Besides tracking irregular heart rhythms, Qardio also monitors blood pressure, body temperature, pulse rate, blood oxygen levels, and body composition metrics, such as body mass index (BMI). BMI is an important biomarker to measure since it’s been correlated with afib, according to a comprehensive review published in The Cureus Journal of Medical Science in September 2020. You can download the app free from the App Store or Google Play, but a paid subscription of $9.99 per month or $99.99 per year is required to login and use the app. but to reap any benefits you’ll need to subscribe for $9.99 per month or $99.99 per year.
FibriCheck is a medically certified app that you can use to quickly and easily measure your heart rate. All you do is place your finger over the camera on your smartphone and let PPG do its work. Alternatively, you can use your smartwatch’s optical sensors. After 60 seconds, you’ll have an accurate reading of your heart’s rhythm.
“A bright light is used to illuminate the blood under the skin and a camera detects small changes that occur with each heartbeat. It’s the same information you would get by checking your pulse with your finger at the wrist or neck,” explains Rouse. “After recording the heart rate for a period of time, an algorithm is used to determine whether the rhythm is regular or irregular. An irregular rhythm can be a sign of atrial fibrillation.”
The app is free to download on Google Play and the App Store, but you’ll need to sign up for a monthly subscription after a three-day free trial. Also, FibriCheck is currently only available in Europe. You can sign up for FibriCheck’s Essential plan at €6.99 per month or get their Premium plan for €24.99 per month. The Premium plan has the added benefits of providing detailed weekly reports and your results get reviewed by a team of medical experts.
5. Afib Manager
- App Store rating: 4.1
Afib Manager is currently only available to Apple users. This free tool works by integrating with Apple’s Health app on an iPhone or Apple Watch to monitor your heart rate data. Moreover, the app will send your data directly to your doctor. You can also choose which information gets sent, giving you total privacy control over your health stats.
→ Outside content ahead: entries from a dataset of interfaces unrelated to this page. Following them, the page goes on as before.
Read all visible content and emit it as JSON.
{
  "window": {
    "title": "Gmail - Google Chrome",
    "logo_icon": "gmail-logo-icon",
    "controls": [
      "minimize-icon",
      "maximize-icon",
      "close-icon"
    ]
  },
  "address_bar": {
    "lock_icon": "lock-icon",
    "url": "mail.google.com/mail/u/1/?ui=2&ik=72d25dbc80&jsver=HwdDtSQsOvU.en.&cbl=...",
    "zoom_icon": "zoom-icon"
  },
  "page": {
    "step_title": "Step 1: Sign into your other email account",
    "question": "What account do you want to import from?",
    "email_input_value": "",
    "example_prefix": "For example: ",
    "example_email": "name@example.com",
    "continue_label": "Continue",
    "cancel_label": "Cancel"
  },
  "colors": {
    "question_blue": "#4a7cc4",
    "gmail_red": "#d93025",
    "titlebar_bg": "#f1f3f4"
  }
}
Ultimately, it’s important to remember that these tools should only be used to augment doctor-prescribed methods of management and care, not supplement medical advice.
“These apps shouldn’t be used for patients who think they have afib symptoms but haven’t been formally diagnosed,” Rouse says. “Given the limitations in the accuracy of the PPG method and the high consequences of a missed afib diagnosis, these patients should see their doctor for more sophisticated testing.”
Rouse adds that these apps are still a convenient method for tracking afib episodes since they can give you a better understanding and control over your heart condition. However, before using an app to manage your afib, talk to your doctor who can work with you to develop a monitoring strategy that best suits your needs.